Although - yes, we had our moments....
October 15, 2008
This week, when one of our little guys got stuck on a dialogue line, our filming sessions were total frustration. It took us three entire days just to capture one usable line. We were at our wits’ end! At one point, when we stopped for a break, Grandma (who had been praying through the shoot) eagerly asked our little guy how it was going. He replied wearily, “It’s not a very good life, Grandma!” :)
October 26, 2008
Joel spent the first three days of the week moving the zip line out to the woods. He also invented a great system for raising and lowering the zip line to make it easier to load Tate into the rocket car.
Thursday we all trooped out there and spent the day filming the scene where Ike picks up Sam. [Tate’s first time in the rocket car on the zip line.] Overall, the shoot went well. The weather was perfect, and Tate did a good job enduring a long day out there. He was a bit insecure as he whizzed down the line the first time, but then he got used to it, growing quite placid in his pilot’s seat. The smooth high-end pulleys, combined with the back and forth of numerous takes, had an effect on Tate similar to a baby swing. At the end of the day, I looked up and noticed that his head was drooping and his eyes closed – he had actually been lulled to sleep in his rocket car!
We lost a bit of momentum in November, with holidays and family visits and birthdays. But despite the delays, by Christmas, production of the main body of our movie was complete. We had a few pick-up shots to capture, and loads of editing, but we were ecstatic to think the end was in sight.

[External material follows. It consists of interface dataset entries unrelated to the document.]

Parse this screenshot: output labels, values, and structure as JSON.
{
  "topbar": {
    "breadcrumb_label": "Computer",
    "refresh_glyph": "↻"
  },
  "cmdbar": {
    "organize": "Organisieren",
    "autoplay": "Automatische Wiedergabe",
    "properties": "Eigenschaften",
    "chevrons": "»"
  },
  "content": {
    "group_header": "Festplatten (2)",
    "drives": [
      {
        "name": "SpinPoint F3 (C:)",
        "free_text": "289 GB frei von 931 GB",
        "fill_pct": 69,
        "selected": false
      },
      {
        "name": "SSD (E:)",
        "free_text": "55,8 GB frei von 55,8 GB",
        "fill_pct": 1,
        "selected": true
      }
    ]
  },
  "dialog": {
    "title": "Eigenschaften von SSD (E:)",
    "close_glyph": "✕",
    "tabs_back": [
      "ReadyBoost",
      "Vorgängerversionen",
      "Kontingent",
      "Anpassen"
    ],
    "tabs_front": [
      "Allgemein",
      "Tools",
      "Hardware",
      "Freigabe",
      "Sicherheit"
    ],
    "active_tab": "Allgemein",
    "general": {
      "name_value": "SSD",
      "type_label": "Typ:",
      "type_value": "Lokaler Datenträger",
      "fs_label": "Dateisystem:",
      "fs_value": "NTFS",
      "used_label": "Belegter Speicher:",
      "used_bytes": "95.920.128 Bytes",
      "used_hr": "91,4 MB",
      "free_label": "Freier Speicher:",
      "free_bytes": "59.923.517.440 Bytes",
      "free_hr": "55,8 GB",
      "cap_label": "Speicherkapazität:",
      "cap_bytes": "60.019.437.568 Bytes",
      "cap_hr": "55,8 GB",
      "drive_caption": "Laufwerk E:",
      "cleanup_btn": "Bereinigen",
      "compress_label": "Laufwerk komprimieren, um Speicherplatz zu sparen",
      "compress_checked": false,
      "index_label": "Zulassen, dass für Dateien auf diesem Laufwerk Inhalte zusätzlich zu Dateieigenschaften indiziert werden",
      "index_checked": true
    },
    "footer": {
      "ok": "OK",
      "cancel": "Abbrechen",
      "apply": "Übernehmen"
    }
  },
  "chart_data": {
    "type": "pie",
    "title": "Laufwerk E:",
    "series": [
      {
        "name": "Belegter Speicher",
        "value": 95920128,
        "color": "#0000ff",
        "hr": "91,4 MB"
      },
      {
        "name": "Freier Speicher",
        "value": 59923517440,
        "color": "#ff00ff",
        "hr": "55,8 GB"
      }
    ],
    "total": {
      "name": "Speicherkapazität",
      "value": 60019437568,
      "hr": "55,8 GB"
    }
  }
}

…Or maybe not…
Our Christmas trip to the Midwest included a meeting with our music producer in Dallas and a week in San Antonio for a Christian film festival and filmmakers’ academy. Stepping away from our movie for a while gave us a fresh perspective -- and a realization that we needed to seriously re-evaluate our work.
The first discouragement was the plain and simple fact that our movie was not long enough. When the first edit was complete, our movie was still twenty minutes under feature length. This was not just a minor problem – this was a big deal. At this point in the game, to come up with twenty minutes’ worth of “story helper”? Filler is never a good thing.
After watching the rough cut, the general consensus of our feedback committee was that the story lacked depth and clarity. The challenge of five kids’ playing multiple roles was revealing itself. We agreed with the criticism. Clarification was needed. Again, a rather daunting hurdle to face at this late date…
So…other than being way too short, and having a shallow and confusing storyline, the movie was great! :) We were reminded of a quote from our sound engineer: “Other than that, Mrs. Lincoln, how was the play?”
Back to the drawing board…
We had no choice but to tackle the problems the best we could. Joel created twelve new scenes for the movie, to sprinkle throughout the storyline. To address the clarity issue, we set to work recording dialogue replacement and adding captions.
In March, Joel was off to Boston for an intensive three days of meetings with the music guys. Meanwhile, I was at home with the kiddos, in the throes of morning sickness, expecting Baby #6…[Little did we know that our new little one was destined to play a huge role in our second movie!]
Weekly Skype calls with our music guys, hammering through the rocket car scenes, lots of editing – and before we knew it, June was upon us. How could it be that the first half of the year was already gone? The busyness of daily life with five children and one on the way…the “tyranny of the urgent” seemed to keep us always busy, always working at maximum capacity, and always tired - yet with not much progress to show for it. We still had a long ways to go...